_SUPPLIED DATA:_
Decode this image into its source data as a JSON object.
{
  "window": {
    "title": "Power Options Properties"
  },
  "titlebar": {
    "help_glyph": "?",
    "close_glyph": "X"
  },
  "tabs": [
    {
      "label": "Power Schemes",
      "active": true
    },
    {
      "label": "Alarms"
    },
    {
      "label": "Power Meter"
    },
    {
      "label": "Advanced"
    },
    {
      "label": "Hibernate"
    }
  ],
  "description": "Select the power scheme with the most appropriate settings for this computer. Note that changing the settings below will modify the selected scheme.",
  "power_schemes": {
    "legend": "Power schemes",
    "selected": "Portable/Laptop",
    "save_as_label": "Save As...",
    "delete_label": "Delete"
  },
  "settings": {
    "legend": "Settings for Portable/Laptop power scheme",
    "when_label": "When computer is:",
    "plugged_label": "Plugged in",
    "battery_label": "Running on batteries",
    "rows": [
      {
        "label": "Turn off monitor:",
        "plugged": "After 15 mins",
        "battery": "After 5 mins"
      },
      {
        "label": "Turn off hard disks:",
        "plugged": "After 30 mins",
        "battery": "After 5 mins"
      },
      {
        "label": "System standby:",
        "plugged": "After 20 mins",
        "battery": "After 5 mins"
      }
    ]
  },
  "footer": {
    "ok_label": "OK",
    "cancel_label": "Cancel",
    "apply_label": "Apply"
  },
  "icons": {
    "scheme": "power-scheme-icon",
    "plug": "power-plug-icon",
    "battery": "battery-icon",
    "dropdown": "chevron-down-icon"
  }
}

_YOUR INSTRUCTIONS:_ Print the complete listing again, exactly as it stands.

_ANSWER:_
Decode this image into its source data as a JSON object.
{
  "window": {
    "title": "Power Options Properties"
  },
  "titlebar": {
    "help_glyph": "?",
    "close_glyph": "X"
  },
  "tabs": [
    {
      "label": "Power Schemes",
      "active": true
    },
    {
      "label": "Alarms"
    },
    {
      "label": "Power Meter"
    },
    {
      "label": "Advanced"
    },
    {
      "label": "Hibernate"
    }
  ],
  "description": "Select the power scheme with the most appropriate settings for this computer. Note that changing the settings below will modify the selected scheme.",
  "power_schemes": {
    "legend": "Power schemes",
    "selected": "Portable/Laptop",
    "save_as_label": "Save As...",
    "delete_label": "Delete"
  },
  "settings": {
    "legend": "Settings for Portable/Laptop power scheme",
    "when_label": "When computer is:",
    "plugged_label": "Plugged in",
    "battery_label": "Running on batteries",
    "rows": [
      {
        "label": "Turn off monitor:",
        "plugged": "After 15 mins",
        "battery": "After 5 mins"
      },
      {
        "label": "Turn off hard disks:",
        "plugged": "After 30 mins",
        "battery": "After 5 mins"
      },
      {
        "label": "System standby:",
        "plugged": "After 20 mins",
        "battery": "After 5 mins"
      }
    ]
  },
  "footer": {
    "ok_label": "OK",
    "cancel_label": "Cancel",
    "apply_label": "Apply"
  },
  "icons": {
    "scheme": "power-scheme-icon",
    "plug": "power-plug-icon",
    "battery": "battery-icon",
    "dropdown": "chevron-down-icon"
  }
}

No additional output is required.